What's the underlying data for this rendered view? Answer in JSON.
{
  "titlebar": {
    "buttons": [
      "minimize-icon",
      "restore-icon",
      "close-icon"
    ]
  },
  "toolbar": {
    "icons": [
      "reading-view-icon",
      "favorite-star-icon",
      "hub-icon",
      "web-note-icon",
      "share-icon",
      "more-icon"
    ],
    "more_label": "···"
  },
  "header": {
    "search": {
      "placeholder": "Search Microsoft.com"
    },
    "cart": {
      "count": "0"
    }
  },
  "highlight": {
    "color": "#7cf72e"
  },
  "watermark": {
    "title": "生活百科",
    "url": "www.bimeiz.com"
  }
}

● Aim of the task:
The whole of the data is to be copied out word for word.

● Response below:
What's the underlying data for this rendered view? Answer in JSON.
{
  "titlebar": {
    "buttons": [
      "minimize-icon",
      "restore-icon",
      "close-icon"
    ]
  },
  "toolbar": {
    "icons": [
      "reading-view-icon",
      "favorite-star-icon",
      "hub-icon",
      "web-note-icon",
      "share-icon",
      "more-icon"
    ],
    "more_label": "···"
  },
  "header": {
    "search": {
      "placeholder": "Search Microsoft.com"
    },
    "cart": {
      "count": "0"
    }
  },
  "highlight": {
    "color": "#7cf72e"
  },
  "watermark": {
    "title": "生活百科",
    "url": "www.bimeiz.com"
  }
}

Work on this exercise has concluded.